No-one could afford to wait, he said, for the years it could take for a resolution of international arbitration in Stockholm, where Ukraine and Russia are suing each other for the billions of dollars they both say they are owed.
Instead, he said he would talk to Ukraine in the coming days to try to arrange bilateral talks next week.
After that, he planned to talk to Russia, with a view to arranging another round of three-way talks before mid-July.
Referring to the breakdown of the latest talks, Oettinger said the whole weekend was difficult and the political environment tense. Forty-nine Ukrainian servicemen were killed on Saturday when a missile hit their plane.
Kiev and Moscow blamed each other for the failure to agree on the price of future gas deliveries and refused to abandon well established positions: Russia offering a discount and Ukraine rejecting that as a tool for political manipulation.
REFUSING TO MOVE
By the end of the talks, Oettinger said, Russia was refusing to move.
"I think at the end of negotiations, Russia was not thinking to be a little bit more flexible," he said.
Moscow declined a compromise under which Kiev would pay off $1 billion of its unpaid gas bill immediately and then make monthly repayments to Gazprom. It would also pay $385 (227 pounds) per 1,000 cubic metres in winter and about $300 in the summer.
The cut in gas shipments through Ukraine has the potential to disrupt energy supplies to the European Union too as Ukraine is the transit route for about half of the gas Russia ships to the EU.
In previous gas price disputes in 2006 and 2009, Russia says the reason EU supplies were affected was that Ukraine siphoned off the gas it needed from shipments meant for the EU.
The EU relies on Russia for about 30 percent of its gas demand and Oettinger earlier this year laid out the Commission's view of how the European Union can improve its security of supply.
Heads of state and government will consider the strategy, which includes short-term fixes, such as increasing storage, and longer term measures, such as improved energy efficiency and finding alternative sources of gas supply, next week in Brussels.
While negotiations have dragged on over May and June, Russia has sought to push forward with its giant South Stream pipeline, although Oettinger said the pipeline issue had not been raised during the gas price talks.
Designed to pipe 63 billion cubic metres of gas per year from Russia via the Black Sea into central and southern Europe, South Stream would bypass Ukraine, making it all but irrelevant as a transit nation.
The Commission says South Stream flouts EU law and it suspended negotiations on bringing it into line with regulations after Russia annexed Ukraine's Crimea region earlier this year.
Russia has pressed ahead regardless and on Tuesday, Russian Foreign Minister Sergei Lavrov said Serbia was expected to begin building its stretch of the pipeline.
Oettinger said he did not wish to block South Stream, but it had to respect EU law.

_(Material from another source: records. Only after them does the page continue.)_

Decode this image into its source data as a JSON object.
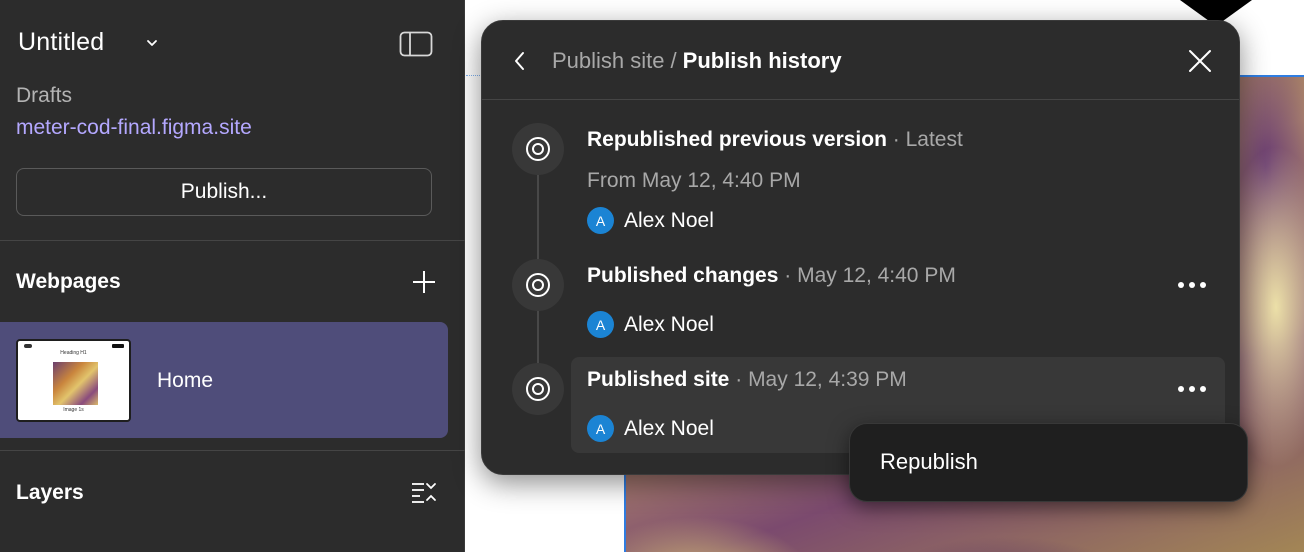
{
  "app": {
    "file_title": "Untitled",
    "drafts_label": "Drafts",
    "site_url": "meter-cod-final.figma.site",
    "publish_button": "Publish..."
  },
  "webpages": {
    "title": "Webpages",
    "pages": [
      {
        "name": "Home",
        "thumb_heading": "Heading H1",
        "thumb_caption": "Image 1s",
        "selected": true
      }
    ]
  },
  "layers": {
    "title": "Layers"
  },
  "dialog": {
    "breadcrumb_parent": "Publish site",
    "breadcrumb_separator": "/",
    "breadcrumb_current": "Publish history",
    "entries": [
      {
        "title": "Republished previous version",
        "separator": "·",
        "meta": "Latest",
        "subtitle": "From May 12, 4:40 PM",
        "author_initial": "A",
        "author": "Alex Noel",
        "has_menu": false
      },
      {
        "title": "Published changes",
        "separator": "·",
        "meta": "May 12, 4:40 PM",
        "author_initial": "A",
        "author": "Alex Noel",
        "has_menu": true
      },
      {
        "title": "Published site",
        "separator": "·",
        "meta": "May 12, 4:39 PM",
        "author_initial": "A",
        "author": "Alex Noel",
        "has_menu": true,
        "highlighted": true
      }
    ]
  },
  "context_menu": {
    "items": [
      "Republish"
    ]
  },
  "icons": {
    "title_dropdown": "chevron-down-icon",
    "panel_toggle": "sidebar-toggle-icon",
    "add_page": "plus-icon",
    "layers_options": "list-collapse-icon",
    "back": "chevron-left-icon",
    "close": "close-icon",
    "timeline": "target-circle-icon",
    "more": "more-horizontal-icon"
  },
  "colors": {
    "sidebar_bg": "#2c2c2c",
    "selected_page_bg": "#4f4d7a",
    "link": "#b4a8ff",
    "avatar": "#1b84d4",
    "dialog_bg": "#2c2c2c",
    "menu_bg": "#1f1f1f"
  }
}
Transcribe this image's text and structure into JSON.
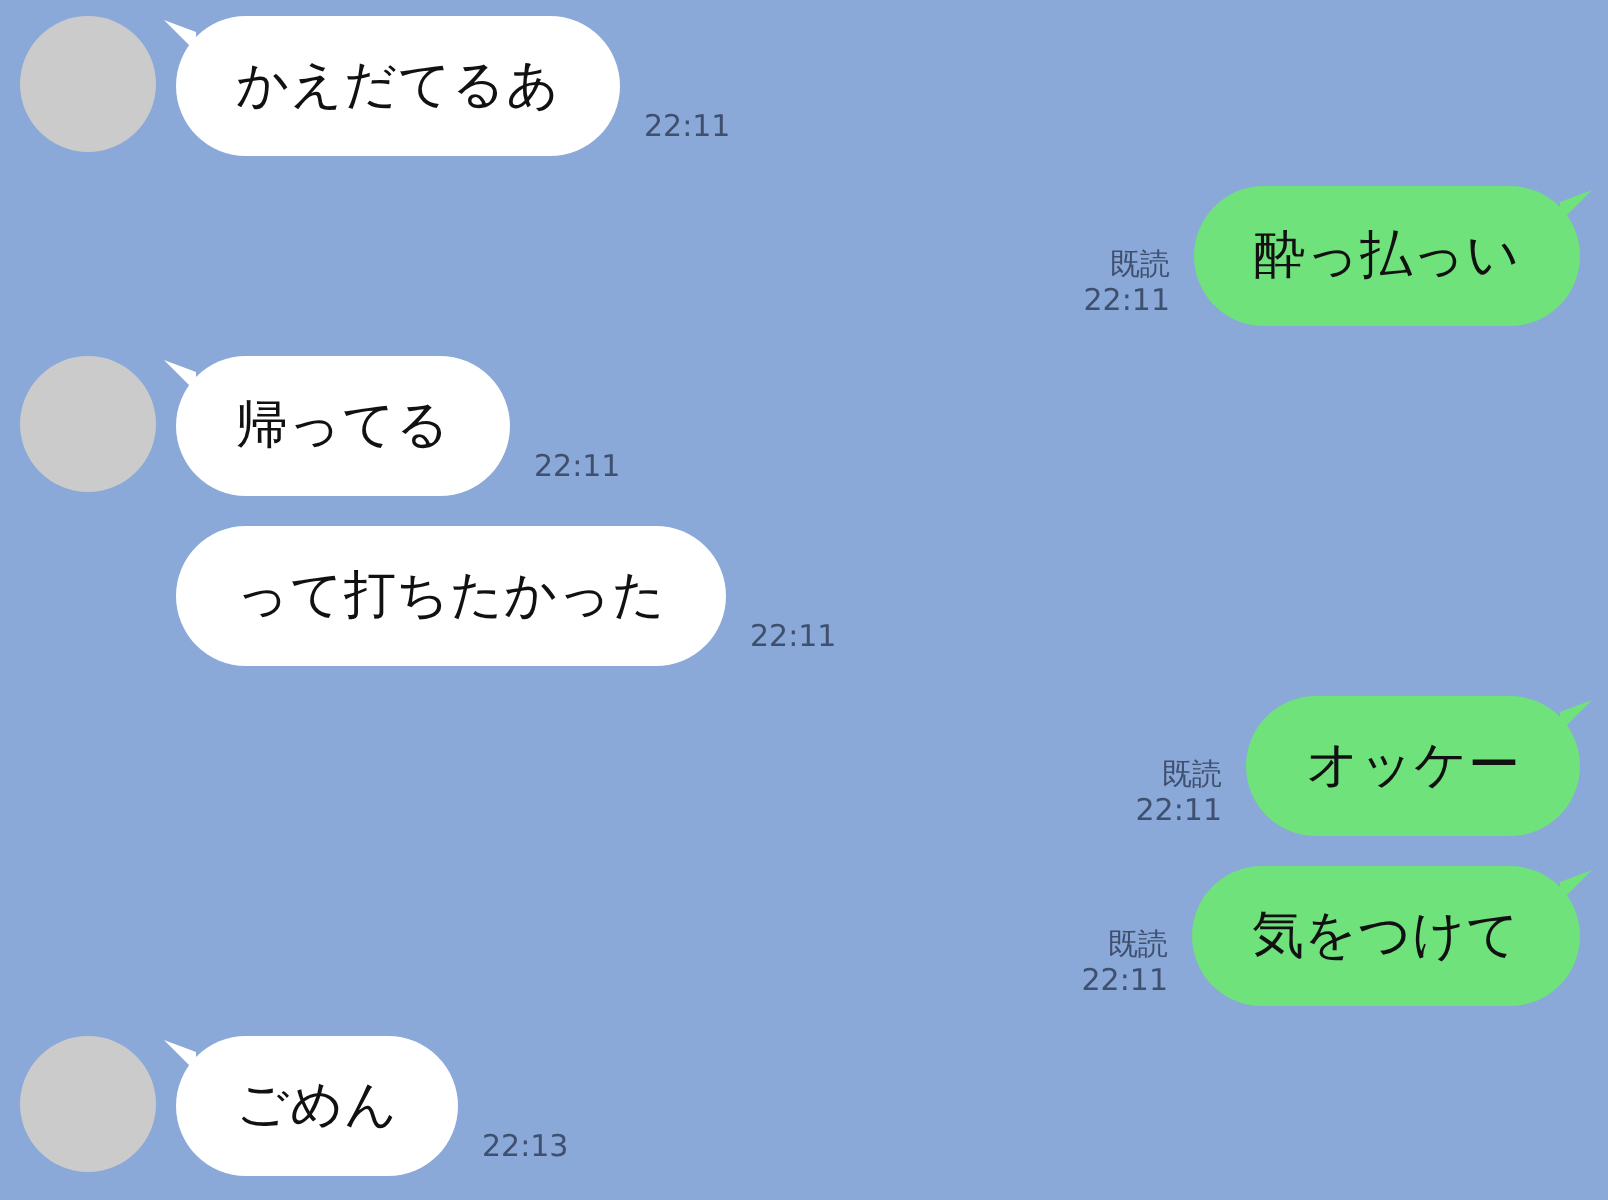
{
  "messages": [
    {
      "kind": "incoming",
      "avatar": true,
      "text": "かえだてるあ",
      "time": "22:11"
    },
    {
      "kind": "outgoing",
      "read": "既読",
      "text": "酔っ払っい",
      "time": "22:11"
    },
    {
      "kind": "incoming",
      "avatar": true,
      "text": "帰ってる",
      "time": "22:11"
    },
    {
      "kind": "incoming",
      "avatar": false,
      "text": "って打ちたかった",
      "time": "22:11"
    },
    {
      "kind": "outgoing",
      "read": "既読",
      "text": "オッケー",
      "time": "22:11"
    },
    {
      "kind": "outgoing",
      "read": "既読",
      "text": "気をつけて",
      "time": "22:11"
    },
    {
      "kind": "incoming",
      "avatar": true,
      "text": "ごめん",
      "time": "22:13"
    }
  ]
}
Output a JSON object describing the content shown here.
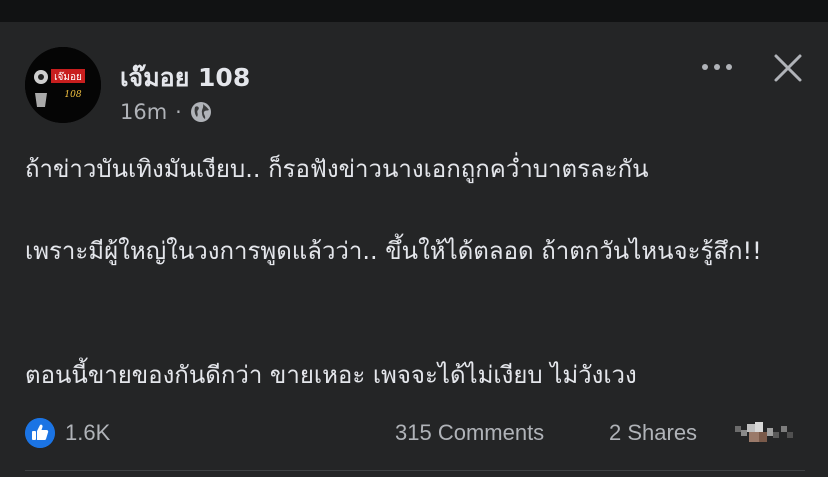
{
  "post": {
    "author": "เจ๊มอย 108",
    "time": "16m",
    "separator": "·",
    "privacy_icon": "globe-icon",
    "avatar_text": "เจ๊มอย",
    "avatar_subtext": "108",
    "paragraphs": [
      "ถ้าข่าวบันเทิงมันเงียบ.. ก็รอฟังข่าวนางเอกถูกคว่ำบาตรละกัน",
      "เพราะมีผู้ใหญ่ในวงการพูดแล้วว่า.. ขึ้นให้ได้ตลอด ถ้าตกวันไหนจะรู้สึก!!",
      "ตอนนี้ขายของกันดีกว่า ขายเหอะ เพจจะได้ไม่เงียบ ไม่วังเวง"
    ],
    "menu_icon": "more-options-icon",
    "close_icon": "close-icon"
  },
  "footer": {
    "reactions": "1.6K",
    "comments": "315 Comments",
    "shares": "2 Shares",
    "like_icon": "thumbs-up-icon"
  },
  "colors": {
    "background": "#242526",
    "text": "#e4e6eb",
    "secondary": "#b0b3b8",
    "like_blue": "#1b74e4"
  }
}
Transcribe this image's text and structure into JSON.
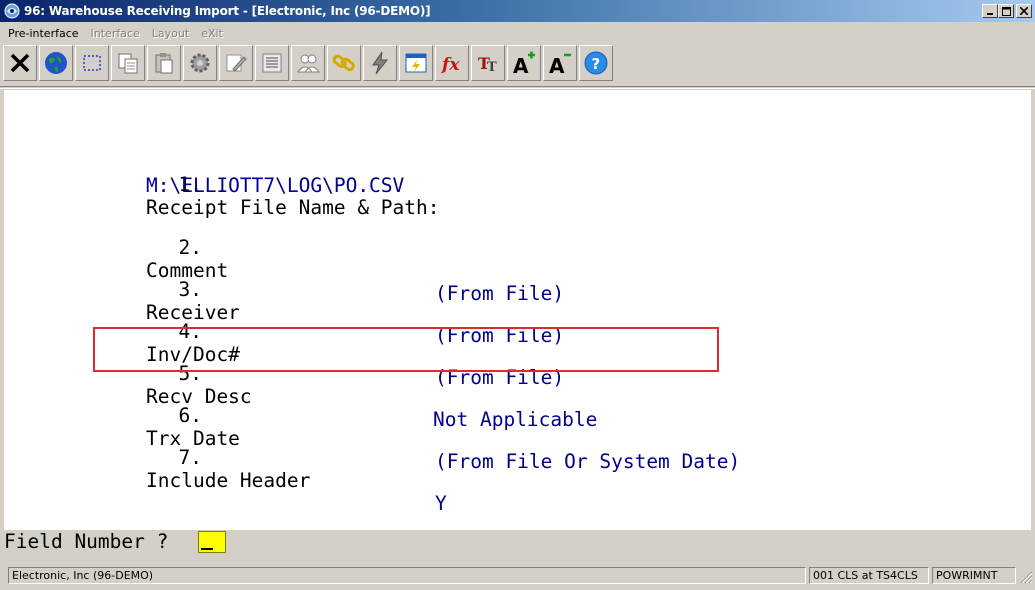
{
  "window": {
    "title": "96: Warehouse Receiving Import - [Electronic, Inc (96-DEMO)]",
    "buttons": {
      "minimize": "_",
      "maximize": "□",
      "close": "×"
    }
  },
  "menu": [
    {
      "label": "Pre-interface",
      "enabled": true
    },
    {
      "label": "Interface",
      "enabled": false
    },
    {
      "label": "Layout",
      "enabled": false
    },
    {
      "label": "eXit",
      "enabled": false
    }
  ],
  "toolbar": [
    {
      "icon": "close-x-icon"
    },
    {
      "icon": "globe-icon"
    },
    {
      "icon": "selection-box-icon"
    },
    {
      "icon": "copy-icon"
    },
    {
      "icon": "paste-icon"
    },
    {
      "icon": "settings-gear-icon"
    },
    {
      "icon": "edit-icon"
    },
    {
      "icon": "list-icon"
    },
    {
      "icon": "users-icon"
    },
    {
      "icon": "link-icon"
    },
    {
      "icon": "lightning-icon"
    },
    {
      "icon": "window-script-icon"
    },
    {
      "icon": "fx-function-icon"
    },
    {
      "icon": "font-style-icon"
    },
    {
      "icon": "font-increase-icon"
    },
    {
      "icon": "font-decrease-icon"
    },
    {
      "icon": "help-icon"
    }
  ],
  "form": {
    "fields": [
      {
        "num": "1.",
        "label": "Receipt File Name & Path:",
        "value": ""
      },
      {
        "num": "2.",
        "label": "Comment",
        "value": "(From File)"
      },
      {
        "num": "3.",
        "label": "Receiver",
        "value": "(From File)"
      },
      {
        "num": "4.",
        "label": "Inv/Doc#",
        "value": "(From File)"
      },
      {
        "num": "5.",
        "label": "Recv Desc",
        "value": "Not Applicable"
      },
      {
        "num": "6.",
        "label": "Trx Date",
        "value": "(From File Or System Date)"
      },
      {
        "num": "7.",
        "label": "Include Header",
        "value": "Y"
      }
    ],
    "path_value": "M:\\ELLIOTT7\\LOG\\PO.CSV"
  },
  "prompt": {
    "text": "Field Number ?",
    "value": ""
  },
  "status": {
    "company": "Electronic, Inc (96-DEMO)",
    "session": "001 CLS at TS4CLS",
    "user": "POWRIMNT"
  }
}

Once it did, whether it went ahead was a business decision.
"It's mainly up to investors. It's their decision to invest in infrastructure, but it has to be in line with our rules. I don't know there is a business case for a gas pipeline through the Black Sea. I don't think so, but it's up to the investors," he said.
(Editing by Giles Elgood)